- Two MoviePass subscribers filed a lawsuit alleging the company engaged in a “deceptive and unfair bait-and-switch scheme.”
- Lawrence Weinberger and his wife Laurie, of Sea Cliff, New York, each subscribed to annual memberships in March 2018, costing them both $105.35, to see “any movie” in “any theater” on “any day,” once a day.
- But the two allege they were only able to see three movies over a 10-month span due to the app constantly saying no movies were available in their area.
On Friday, two MoviePass subscribers filed a class-action lawsuit alleging they were only able to see three movies over 10 months due to restrictions on the movie-ticket subscription app.
Lawrence Weinberger and his wife Laurie, of Sea Cliff, New York, each subscribed to annual memberships in March 2018, costing them both $105.35, according to the lawsuit (via Variety), with the promise they could see “any movie” in “any theater” on “any day,” once a day. But the suit alleges that when the Weinbergers checked for showtimes on the app, often it said that no showtimes were available in their area.

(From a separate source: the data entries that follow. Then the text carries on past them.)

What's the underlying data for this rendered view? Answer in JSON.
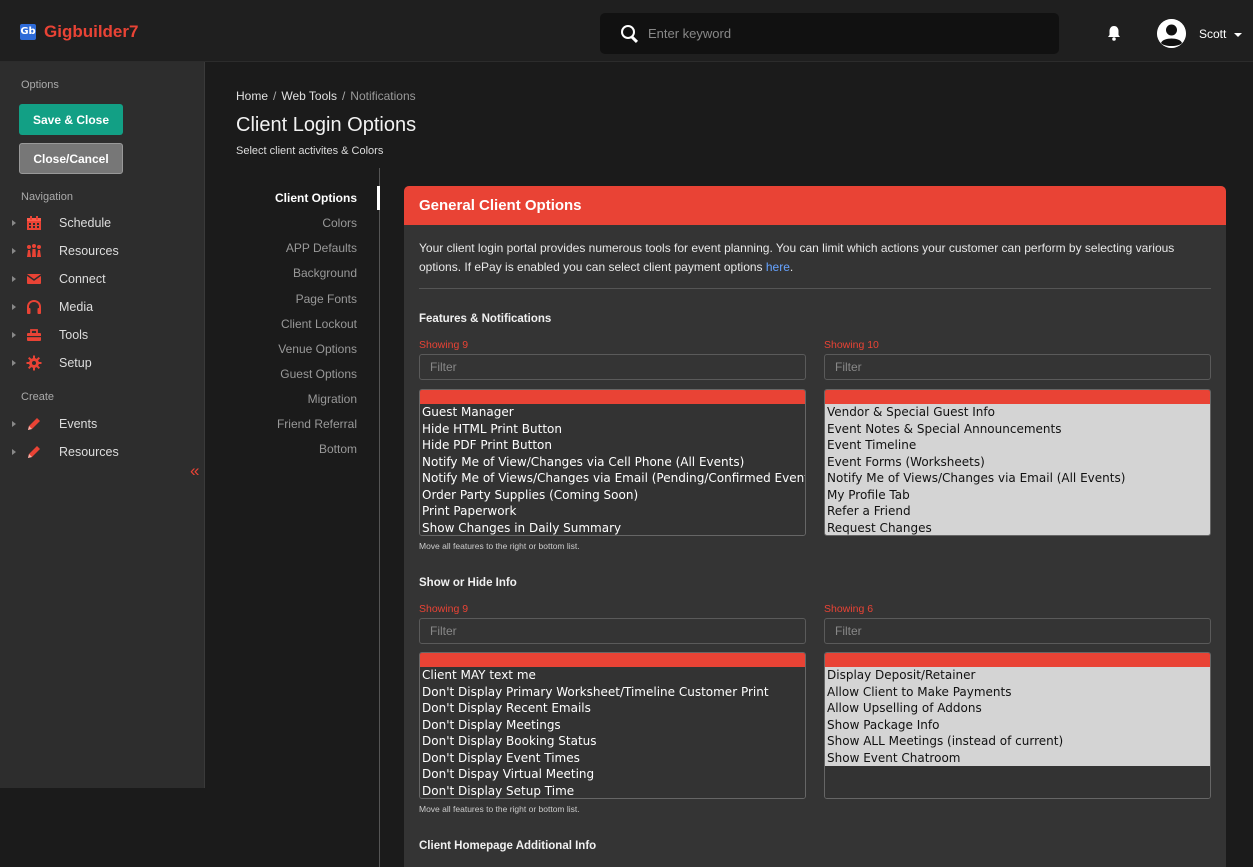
{
  "brand": {
    "logo_text": "Gb",
    "name": "Gigbuilder7"
  },
  "header": {
    "search_placeholder": "Enter keyword",
    "user_name": "Scott"
  },
  "sidebar": {
    "options_label": "Options",
    "save_close": "Save & Close",
    "close_cancel": "Close/Cancel",
    "navigation_label": "Navigation",
    "nav_items": [
      "Schedule",
      "Resources",
      "Connect",
      "Media",
      "Tools",
      "Setup"
    ],
    "create_label": "Create",
    "create_items": [
      "Events",
      "Resources"
    ],
    "collapse_icon": "«"
  },
  "breadcrumb": {
    "home": "Home",
    "web_tools": "Web Tools",
    "current": "Notifications",
    "sep": "/"
  },
  "page": {
    "title": "Client Login Options",
    "subtitle": "Select client activites & Colors"
  },
  "tabs": [
    "Client Options",
    "Colors",
    "APP Defaults",
    "Background",
    "Page Fonts",
    "Client Lockout",
    "Venue Options",
    "Guest Options",
    "Migration",
    "Friend Referral",
    "Bottom"
  ],
  "panel": {
    "title": "General Client Options",
    "intro": "Your client login portal provides numerous tools for event planning. You can limit which actions your customer can perform by selecting various options. If ePay is enabled you can select client payment options ",
    "intro_link": "here",
    "intro_end": ".",
    "sections": [
      {
        "title": "Features & Notifications",
        "left": {
          "showing": "Showing 9",
          "filter_placeholder": "Filter",
          "items": [
            "Guest Manager",
            "Hide HTML Print Button",
            "Hide PDF Print Button",
            "Notify Me of View/Changes via Cell Phone (All Events)",
            "Notify Me of Views/Changes via Email (Pending/Confirmed Events)",
            "Order Party Supplies (Coming Soon)",
            "Print Paperwork",
            "Show Changes in Daily Summary"
          ]
        },
        "right": {
          "showing": "Showing 10",
          "filter_placeholder": "Filter",
          "items": [
            "Vendor & Special Guest Info",
            "Event Notes & Special Announcements",
            "Event Timeline",
            "Event Forms (Worksheets)",
            "Notify Me of Views/Changes via Email (All Events)",
            "My Profile Tab",
            "Refer a Friend",
            "Request Changes"
          ]
        },
        "hint": "Move all features to the right or bottom list."
      },
      {
        "title": "Show or Hide Info",
        "left": {
          "showing": "Showing 9",
          "filter_placeholder": "Filter",
          "items": [
            "Client MAY text me",
            "Don't Display Primary Worksheet/Timeline Customer Print",
            "Don't Display Recent Emails",
            "Don't Display Meetings",
            "Don't Display Booking Status",
            "Don't Display Event Times",
            "Don't Dispay Virtual Meeting",
            "Don't Display Setup Time"
          ]
        },
        "right": {
          "showing": "Showing 6",
          "filter_placeholder": "Filter",
          "items": [
            "Display Deposit/Retainer",
            "Allow Client to Make Payments",
            "Allow Upselling of Addons",
            "Show Package Info",
            "Show ALL Meetings (instead of current)",
            "Show Event Chatroom"
          ]
        },
        "hint": "Move all features to the right or bottom list."
      },
      {
        "title": "Client Homepage Additional Info"
      }
    ]
  },
  "colors": {
    "accent": "#e94335",
    "save": "#12a085",
    "link": "#66a3ff"
  }
}
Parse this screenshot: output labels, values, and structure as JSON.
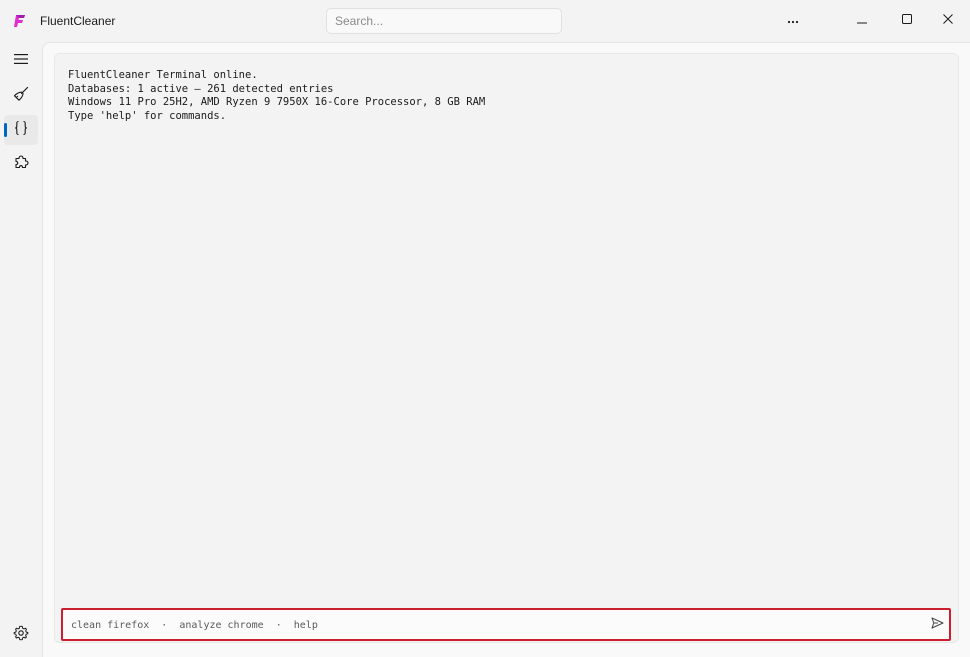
{
  "app": {
    "title": "FluentCleaner",
    "icon": "fluentcleaner-logo-icon",
    "brand_color": "#e02fd0"
  },
  "search": {
    "placeholder": "Search..."
  },
  "window_controls": {
    "more": "more-options-icon",
    "minimize": "minimize-icon",
    "maximize": "maximize-icon",
    "close": "close-icon"
  },
  "sidebar": {
    "items": [
      {
        "name": "menu",
        "icon": "hamburger-menu-icon"
      },
      {
        "name": "clean",
        "icon": "broom-icon"
      },
      {
        "name": "terminal",
        "icon": "curly-braces-icon",
        "selected": true
      },
      {
        "name": "plugins",
        "icon": "puzzle-icon"
      }
    ],
    "footer": {
      "name": "settings",
      "icon": "gear-icon"
    },
    "accent": "#0067c0"
  },
  "terminal": {
    "lines": [
      "FluentCleaner Terminal online.",
      "Databases: 1 active – 261 detected entries",
      "Windows 11 Pro 25H2, AMD Ryzen 9 7950X 16-Core Processor, 8 GB RAM",
      "Type 'help' for commands."
    ],
    "command_placeholder": "clean firefox  ·  analyze chrome  ·  help",
    "send_icon": "send-icon",
    "highlight_color": "#cc1f2e"
  }
}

The suit alleges MoviePass refused to provide a prorated refund, and that the company engaged in a “deceptive and unfair bait-and-switch scheme.”
MoviePass was not immediately available to comment to Business Insider.
MoviePass is not the only movie-ticket subscription company to be hit with a “bait-and-switch” lawsuit. In November, two subscribers of MoviePass competitor Sinemia filed a suit over a $1.80 “processing fee” introduced to subscribers, even those who had already prepaid for a yearly subscription.
“It lures consumers in by convincing them to purchase a purportedly cheaper movie subscription, and then adds undisclosed fees that make such purchases no bargain at all,” the lawsuit against Sinemia claimed. “Sinemia fleeces consumers with an undisclosed, unexpected, and not-bargained-for processing fee each time a plan subscriber goes to the movies using Sinemia’s service.”
MoviePass has also faced class-actions lawsuits from its shareholders. In August 2018, shareholders in two lawsuits claimed MoviePass’ parent company, Helios and Matheson Analytics, misstated its finances in press releases when it said MoviePass was a “sustainable” business model.
This new suit comes as MoviePass attempts to regain public trust, following last year when, according to a study done in January, 58% of MoviePass users canceled their subscriptions.